While leading listeners towards the light, the choir produced some impressive contrasts in temperature and tone.  This was especially apparent in the central work of the evening – Britten’s Ceremony of Carols.  Here the choir interpreted the composition’s sharply different weather patterns convincingly, from teeth-chattering icicles to the blithe promise of a warmer spring. Jane Lister, standing in for Ruth Faber as harp soloist, matched the changing moods perfectly.

Speaking of soloists, Peter Adcock’s performance of an arrangement for piano of the Andante from Bach’s Organ Sonata No. 4 created a moment of perfect stillness.  It was as if time stood still. Exquisite!

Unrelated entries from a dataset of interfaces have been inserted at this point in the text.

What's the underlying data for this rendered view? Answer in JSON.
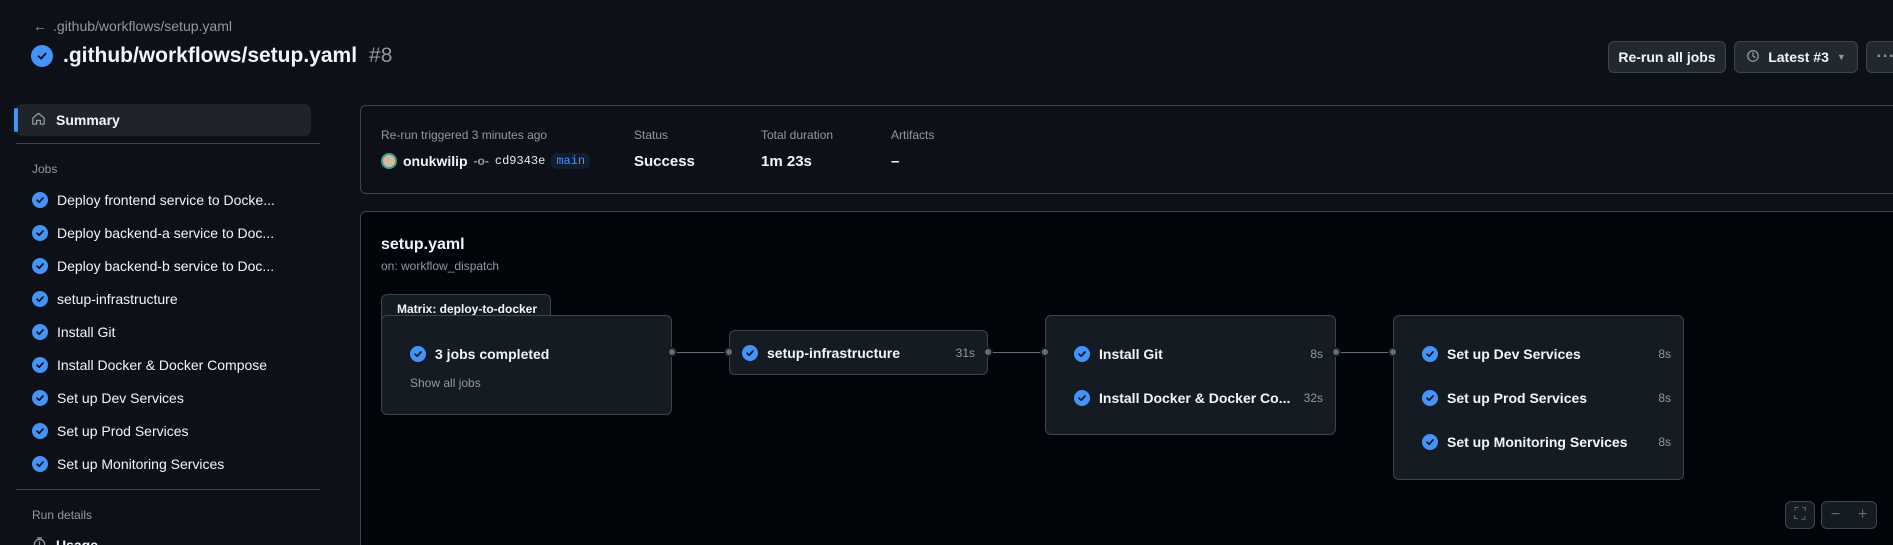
{
  "header": {
    "back_link": ".github/workflows/setup.yaml",
    "title": ".github/workflows/setup.yaml",
    "run_number": "#8",
    "rerun_button": "Re-run all jobs",
    "latest_button": "Latest #3"
  },
  "sidebar": {
    "summary": "Summary",
    "jobs_label": "Jobs",
    "jobs": [
      "Deploy frontend service to Docke...",
      "Deploy backend-a service to Doc...",
      "Deploy backend-b service to Doc...",
      "setup-infrastructure",
      "Install Git",
      "Install Docker & Docker Compose",
      "Set up Dev Services",
      "Set up Prod Services",
      "Set up Monitoring Services"
    ],
    "run_details_label": "Run details",
    "usage": "Usage"
  },
  "info": {
    "trigger_label": "Re-run triggered 3 minutes ago",
    "user": "onukwilip",
    "commit": "cd9343e",
    "branch": "main",
    "status_label": "Status",
    "status_value": "Success",
    "duration_label": "Total duration",
    "duration_value": "1m 23s",
    "artifacts_label": "Artifacts",
    "artifacts_value": "–"
  },
  "graph": {
    "workflow_name": "setup.yaml",
    "trigger": "on: workflow_dispatch",
    "matrix_title": "Matrix: deploy-to-docker",
    "matrix_status": "3 jobs completed",
    "show_all": "Show all jobs",
    "setup_infra": {
      "label": "setup-infrastructure",
      "duration": "31s"
    },
    "install_git": {
      "label": "Install Git",
      "duration": "8s"
    },
    "install_docker": {
      "label": "Install Docker & Docker Co...",
      "duration": "32s"
    },
    "dev_services": {
      "label": "Set up Dev Services",
      "duration": "8s"
    },
    "prod_services": {
      "label": "Set up Prod Services",
      "duration": "8s"
    },
    "monitoring_services": {
      "label": "Set up Monitoring Services",
      "duration": "8s"
    }
  },
  "colors": {
    "accent": "#4493f8",
    "background": "#0d1117",
    "canvas": "#010409",
    "border": "#3d444d"
  }
}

Ambition and imagination have long been features of EFC’s programming and this evening was no exception.  Of particular delight was the exploration of less familiar repertoire. For example, Errollyn Wallen’s Peace on Earth and Ēriks Ešenvalds' Stars – the latter accompanied by six singers on tuned wine glasses - created a fresh sense of wonder that captured the true essence of Christmas. The programme also reminded us of the richness and variety of 20th and 21st century British choral music, from Howells and Leighton to Matthias and MacDowell. Such variety requires a dextrous choir and EFC members showed that this was well within their grasp.

While hearty congratulations are due to the several vocal soloists, all EFC members, the whole choir is to be commended for the richness of their overall tone.  In some respects the evening was a showcase for the sopranos and altos, whose blending and agility were impressive.  In contrast there were a few times where the tenors and basses lagged; that they also occasionally sounded somewhat underpowered is probably down to fewer numbers in these voice parts.

However, lower voices certainly came up trumps in Chilcott’s The Twelve Days of Christmas.  This was a chunky piece with which to conclude a demanding programme of highly varied styles and textures.  EFC certainly rose to the challenge. If this concert is anything to go by, the future of Exeter Festival Chorus under Andrea Brown is shining brightly.

Diana de la Cour
16 December 2021.